TASK STATEMENT.
Return each line of the records holding the string "Level".

Dataset rows for apps and sites.

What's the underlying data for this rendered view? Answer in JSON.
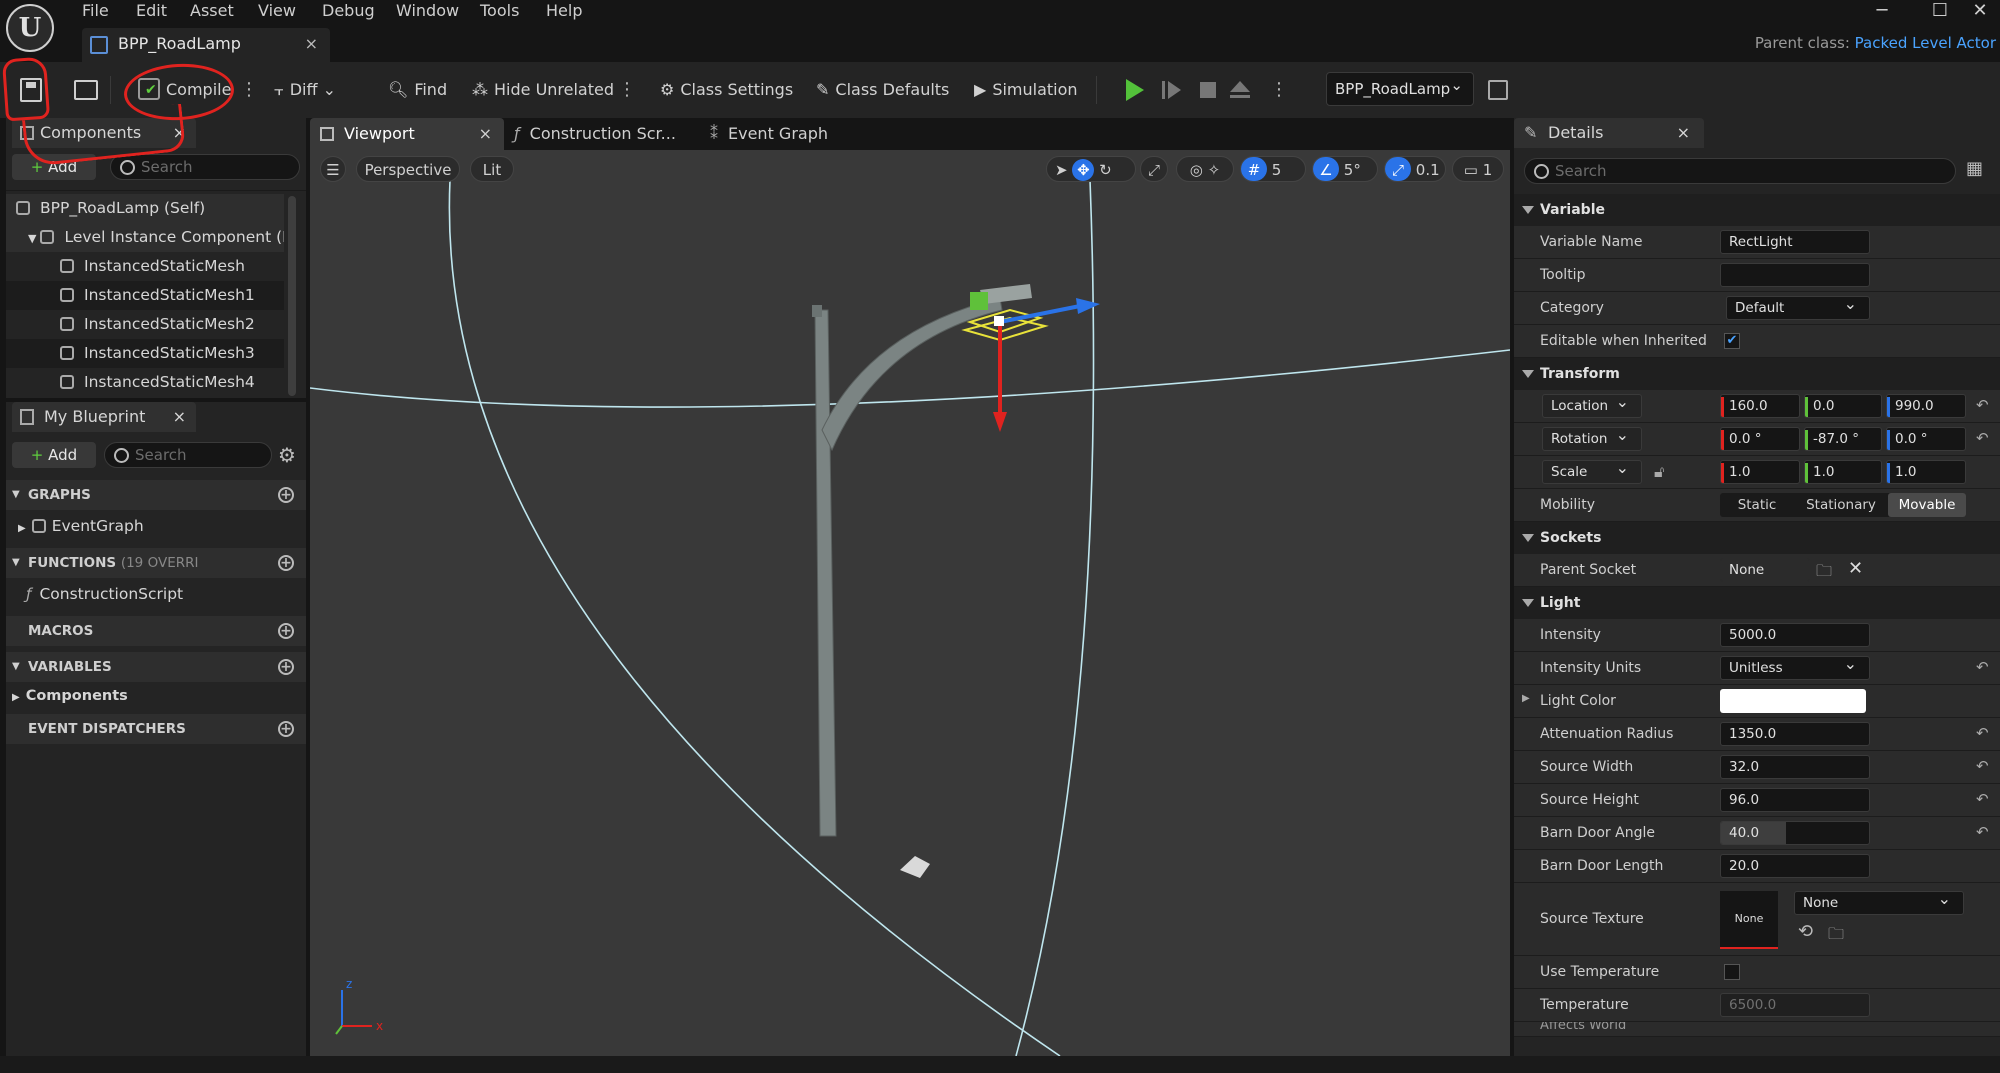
{
  "menu": [
    "File",
    "Edit",
    "Asset",
    "View",
    "Debug",
    "Window",
    "Tools",
    "Help"
  ],
  "window_controls": {
    "minimize": "─",
    "maximize": "☐",
    "close": "✕"
  },
  "asset_tab": {
    "label": "BPP_RoadLamp",
    "close": "×"
  },
  "parent_class": {
    "label": "Parent class:",
    "value": "Packed Level Actor"
  },
  "toolbar": {
    "compile": "Compile",
    "diff": "Diff",
    "find": "Find",
    "hide_unrelated": "Hide Unrelated",
    "class_settings": "Class Settings",
    "class_defaults": "Class Defaults",
    "simulation": "Simulation",
    "debug_object": "BPP_RoadLamp"
  },
  "components_panel": {
    "title": "Components",
    "add": "Add",
    "search_placeholder": "Search",
    "items": [
      "BPP_RoadLamp (Self)",
      "Level Instance Component (Ro",
      "InstancedStaticMesh",
      "InstancedStaticMesh1",
      "InstancedStaticMesh2",
      "InstancedStaticMesh3",
      "InstancedStaticMesh4"
    ]
  },
  "my_blueprint": {
    "title": "My Blueprint",
    "add": "Add",
    "search_placeholder": "Search",
    "graphs": "GRAPHS",
    "event_graph": "EventGraph",
    "functions": "FUNCTIONS",
    "functions_note": "(19 OVERRI",
    "construction_script": "ConstructionScript",
    "macros": "MACROS",
    "variables": "VARIABLES",
    "components": "Components",
    "event_dispatchers": "EVENT DISPATCHERS"
  },
  "editor_tabs": {
    "viewport": "Viewport",
    "construction": "Construction Scr...",
    "event_graph": "Event Graph"
  },
  "viewport_toolbar": {
    "perspective": "Perspective",
    "lit": "Lit",
    "grid": "5",
    "angle": "5°",
    "scale": "0.1",
    "camera": "1"
  },
  "details": {
    "title": "Details",
    "search_placeholder": "Search",
    "sections": {
      "variable": "Variable",
      "transform": "Transform",
      "sockets": "Sockets",
      "light": "Light"
    },
    "variable_name": {
      "label": "Variable Name",
      "value": "RectLight"
    },
    "tooltip": {
      "label": "Tooltip",
      "value": ""
    },
    "category": {
      "label": "Category",
      "value": "Default"
    },
    "editable_inherited": {
      "label": "Editable when Inherited",
      "checked": true
    },
    "location": {
      "label": "Location",
      "x": "160.0",
      "y": "0.0",
      "z": "990.0"
    },
    "rotation": {
      "label": "Rotation",
      "x": "0.0 °",
      "y": "-87.0 °",
      "z": "0.0 °"
    },
    "scale": {
      "label": "Scale",
      "x": "1.0",
      "y": "1.0",
      "z": "1.0"
    },
    "mobility": {
      "label": "Mobility",
      "options": [
        "Static",
        "Stationary",
        "Movable"
      ],
      "selected": "Movable"
    },
    "parent_socket": {
      "label": "Parent Socket",
      "value": "None"
    },
    "intensity": {
      "label": "Intensity",
      "value": "5000.0"
    },
    "intensity_units": {
      "label": "Intensity Units",
      "value": "Unitless"
    },
    "light_color": {
      "label": "Light Color",
      "value": "#ffffff"
    },
    "attenuation_radius": {
      "label": "Attenuation Radius",
      "value": "1350.0"
    },
    "source_width": {
      "label": "Source Width",
      "value": "32.0"
    },
    "source_height": {
      "label": "Source Height",
      "value": "96.0"
    },
    "barn_door_angle": {
      "label": "Barn Door Angle",
      "value": "40.0",
      "fill": 0.44
    },
    "barn_door_length": {
      "label": "Barn Door Length",
      "value": "20.0"
    },
    "source_texture": {
      "label": "Source Texture",
      "thumb": "None",
      "value": "None"
    },
    "use_temperature": {
      "label": "Use Temperature",
      "checked": false
    },
    "temperature": {
      "label": "Temperature",
      "value": "6500.0"
    },
    "affects_world": {
      "label": "Affects World"
    }
  },
  "colors": {
    "accent": "#4aa3ff",
    "annotation": "#e0231f",
    "bg": "#242424",
    "viewport": "#393939"
  }
}
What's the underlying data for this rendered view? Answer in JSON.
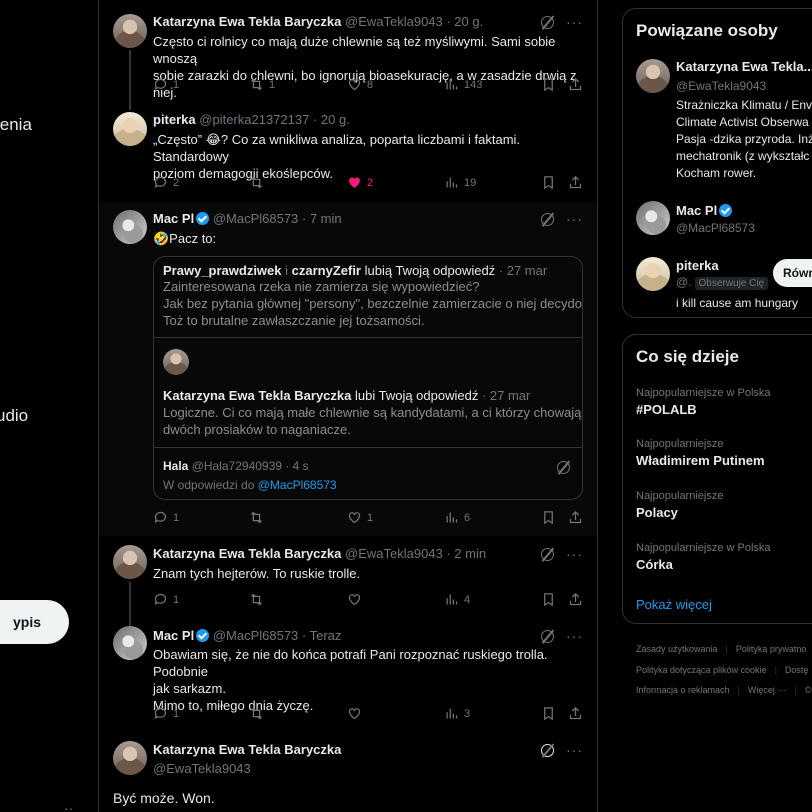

TASK OUTPUT.
    "value": "Packed Level Actor"
      "Level Instance Component (Ro",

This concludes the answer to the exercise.